But for a chance to really experience Myanmar at its most authentic, a cruise along the Irrawaddy’s tributary, the Chindwin River is hard to beat. As far as rivers go the Chindwin is undeniably scenic. Steep banks of granite border the river, interspersed with rolling hills and verdant forest, occasionally revealing monkeys jumping along the shoreline. And considerably less traffic and much fewer tourists ensure that a journey along this largely unspoiled waterway is a truly magical one.
Monywa, the first major town along the Chindwin, is a popular visitor stop on overland travels and is best known for its Thanboddhay Pagoda, an enormous Buddhist temple covered with more than 500,000 images of Buddha. The town is also home to Myanmar’s largest likeness of Buddha, measuring almost 100m long by 27m high and housed in the stunning Bodi Tataung Pagoda.
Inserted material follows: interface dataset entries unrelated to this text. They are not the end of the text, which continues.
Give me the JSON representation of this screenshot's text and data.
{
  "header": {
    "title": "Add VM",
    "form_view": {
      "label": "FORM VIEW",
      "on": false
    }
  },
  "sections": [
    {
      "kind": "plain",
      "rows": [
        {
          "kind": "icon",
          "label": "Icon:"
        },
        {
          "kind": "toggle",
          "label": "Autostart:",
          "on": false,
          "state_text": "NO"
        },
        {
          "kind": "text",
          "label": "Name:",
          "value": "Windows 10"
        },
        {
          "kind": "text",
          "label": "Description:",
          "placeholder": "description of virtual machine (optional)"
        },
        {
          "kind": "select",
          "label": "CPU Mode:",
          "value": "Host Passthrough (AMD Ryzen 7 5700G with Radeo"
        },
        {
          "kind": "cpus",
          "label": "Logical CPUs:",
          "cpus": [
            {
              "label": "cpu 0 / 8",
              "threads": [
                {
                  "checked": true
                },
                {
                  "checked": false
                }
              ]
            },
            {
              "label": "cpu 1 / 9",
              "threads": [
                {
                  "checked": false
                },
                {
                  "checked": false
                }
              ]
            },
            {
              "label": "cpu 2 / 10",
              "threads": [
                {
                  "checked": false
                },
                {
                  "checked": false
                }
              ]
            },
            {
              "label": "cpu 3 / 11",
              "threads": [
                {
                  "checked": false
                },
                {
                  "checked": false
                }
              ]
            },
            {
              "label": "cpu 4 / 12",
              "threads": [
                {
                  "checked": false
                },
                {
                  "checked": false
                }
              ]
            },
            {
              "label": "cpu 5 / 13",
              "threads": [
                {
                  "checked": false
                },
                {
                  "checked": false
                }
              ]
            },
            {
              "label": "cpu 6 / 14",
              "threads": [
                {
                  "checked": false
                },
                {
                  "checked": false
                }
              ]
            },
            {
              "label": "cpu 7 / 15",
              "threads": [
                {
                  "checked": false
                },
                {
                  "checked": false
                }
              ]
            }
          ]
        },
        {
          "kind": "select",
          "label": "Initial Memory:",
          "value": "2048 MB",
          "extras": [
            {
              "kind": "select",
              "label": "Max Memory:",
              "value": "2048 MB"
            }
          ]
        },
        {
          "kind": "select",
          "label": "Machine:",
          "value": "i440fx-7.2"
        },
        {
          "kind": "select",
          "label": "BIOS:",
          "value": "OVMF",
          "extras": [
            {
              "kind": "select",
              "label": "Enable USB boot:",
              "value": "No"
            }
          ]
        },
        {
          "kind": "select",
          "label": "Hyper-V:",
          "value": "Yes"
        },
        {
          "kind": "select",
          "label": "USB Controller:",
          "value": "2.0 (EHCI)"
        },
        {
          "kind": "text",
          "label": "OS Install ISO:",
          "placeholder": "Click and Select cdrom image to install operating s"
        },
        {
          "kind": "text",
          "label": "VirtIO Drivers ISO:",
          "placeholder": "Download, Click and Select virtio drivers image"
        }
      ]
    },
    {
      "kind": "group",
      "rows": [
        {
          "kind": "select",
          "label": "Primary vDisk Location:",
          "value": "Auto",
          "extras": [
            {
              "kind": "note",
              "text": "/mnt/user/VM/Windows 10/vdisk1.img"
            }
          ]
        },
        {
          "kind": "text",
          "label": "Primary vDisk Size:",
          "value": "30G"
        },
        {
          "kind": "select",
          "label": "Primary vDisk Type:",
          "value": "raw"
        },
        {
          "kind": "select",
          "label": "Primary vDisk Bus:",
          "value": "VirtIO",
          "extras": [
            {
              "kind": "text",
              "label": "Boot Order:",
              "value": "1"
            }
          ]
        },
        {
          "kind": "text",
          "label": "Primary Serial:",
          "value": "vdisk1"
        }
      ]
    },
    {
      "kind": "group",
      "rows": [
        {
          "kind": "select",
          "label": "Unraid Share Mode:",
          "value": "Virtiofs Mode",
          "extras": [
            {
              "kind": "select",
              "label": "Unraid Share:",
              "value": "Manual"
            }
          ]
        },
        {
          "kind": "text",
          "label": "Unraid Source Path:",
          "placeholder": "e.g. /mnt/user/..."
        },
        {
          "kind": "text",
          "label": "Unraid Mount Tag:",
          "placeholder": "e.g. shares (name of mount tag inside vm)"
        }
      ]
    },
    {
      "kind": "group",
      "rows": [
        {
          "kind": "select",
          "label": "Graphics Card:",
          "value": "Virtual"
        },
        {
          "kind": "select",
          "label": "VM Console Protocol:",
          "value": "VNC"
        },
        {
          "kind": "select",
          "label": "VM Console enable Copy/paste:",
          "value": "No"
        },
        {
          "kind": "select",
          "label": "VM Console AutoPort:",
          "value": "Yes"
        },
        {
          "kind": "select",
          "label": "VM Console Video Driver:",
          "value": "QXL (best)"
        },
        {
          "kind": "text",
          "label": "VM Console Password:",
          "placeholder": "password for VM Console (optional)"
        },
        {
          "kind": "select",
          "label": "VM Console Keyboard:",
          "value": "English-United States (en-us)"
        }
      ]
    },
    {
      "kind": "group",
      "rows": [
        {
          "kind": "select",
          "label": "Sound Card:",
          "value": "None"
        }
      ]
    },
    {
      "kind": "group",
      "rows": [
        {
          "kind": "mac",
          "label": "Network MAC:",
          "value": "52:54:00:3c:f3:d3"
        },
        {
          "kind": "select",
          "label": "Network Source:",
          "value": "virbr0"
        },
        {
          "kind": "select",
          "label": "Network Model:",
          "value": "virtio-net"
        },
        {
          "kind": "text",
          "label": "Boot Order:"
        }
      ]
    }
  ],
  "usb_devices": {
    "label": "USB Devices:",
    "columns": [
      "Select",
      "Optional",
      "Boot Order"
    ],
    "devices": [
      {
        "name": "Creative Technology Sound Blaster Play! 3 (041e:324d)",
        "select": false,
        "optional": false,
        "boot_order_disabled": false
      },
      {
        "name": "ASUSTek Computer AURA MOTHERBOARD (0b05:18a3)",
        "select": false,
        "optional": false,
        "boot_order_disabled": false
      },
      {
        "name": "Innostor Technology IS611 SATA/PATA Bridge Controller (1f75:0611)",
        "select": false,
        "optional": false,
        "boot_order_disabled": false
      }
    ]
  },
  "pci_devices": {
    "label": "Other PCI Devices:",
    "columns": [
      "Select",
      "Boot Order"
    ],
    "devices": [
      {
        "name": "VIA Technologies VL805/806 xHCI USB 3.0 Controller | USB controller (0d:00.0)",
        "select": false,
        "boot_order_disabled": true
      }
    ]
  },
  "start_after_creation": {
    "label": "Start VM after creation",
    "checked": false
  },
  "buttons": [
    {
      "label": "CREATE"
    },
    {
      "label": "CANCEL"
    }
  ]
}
There are also plenty of rural villages to explore along the way. Nestled at the foot of the dramatic Western Mountain Ranges. Kalewa, with its exquisite hillside pagoda overlooking the river’s placid waters, makes for an exceptional and atmospheric photo opportunity. Cruising further along the river’s jungle-clad stretches, the tiny town of Sitthaung is the perfect spot to relax and soak up the views of emerald green paddy fields, not to mention a chance to discover bustling markets and experience a traditional way of life, which has remained largely unchanged for hundreds of years.
Next up, beyond the village of Masein, misty blue and green hills rise high on the horizon interrupted by the astonishing sight of 28 whitewashed pagodas filing down from the crest of the hill towards the water. The number signifies the 28 Buddhas who have brought enlightenment to the world. and is a sight rarely seen by tourists.
But for something truly awe-inspiring and unique, a visit the cave pagodas of Po Win Taung and Shwe Ba Taungis not to be missed. Carved out of the surrounding sandstone hills, the breath-taking setting is a highlight of any trip to Myanmar. The two cave pagoda complexes are believed to be over 300 years old and, together, comprise almost one thousand caves in which both the Buddha images and the thrones were carved out of living rock. Pass through entrances rimmed with traditional motifs of vines, flowers and figures of mythical beings, before encountering caves covered with exquisitely executed and ornately detailed 17th century frescoes, carvings and paintings.
After meandering through sleepy riverine villages and towns, most cruises conclude in the majestic city of Bagan where the Chindwin re-joins the mighty Irrawaddy. Regarded as one of the greatest architectural sites in Asia, Bagan was the centre of Myanmar from the 11th to 13th centuries, a period which saw successive monarchs build multitudes of massive stupas and pagodas, many of which still guard shores of the Irrawaddy today.
Getting to the Chindwin
Luxury boutique travel operator Sanctuary Retreats, is one of a small number of companies to offer voyages along the Chindwin, taking travellers to places that visitors rarely see – through the jungles of the north, forgotten villages and ancient towns almost to the Indian border.
Its luxury all suite cruise ship, Sanctuary Ananda, will embark on a 10-night Chindwin: Mandalay – Bagan cruise departing 14 August, priced from USD3,680 per suite based on two people sharing.
Custom-built using traditional Myanmar materials, Sanctuary Ananda combines all the comforts of 5-star contemporary luxury with the refined elegance of authentic Burmese design, with one of the highest staff-to-guest ratios on the river, offering up a truly remarkable and fascinating way to enjoy one of Myanmar’s less travelled regions.
For more information, please visit: www.sanctuaryretreats.com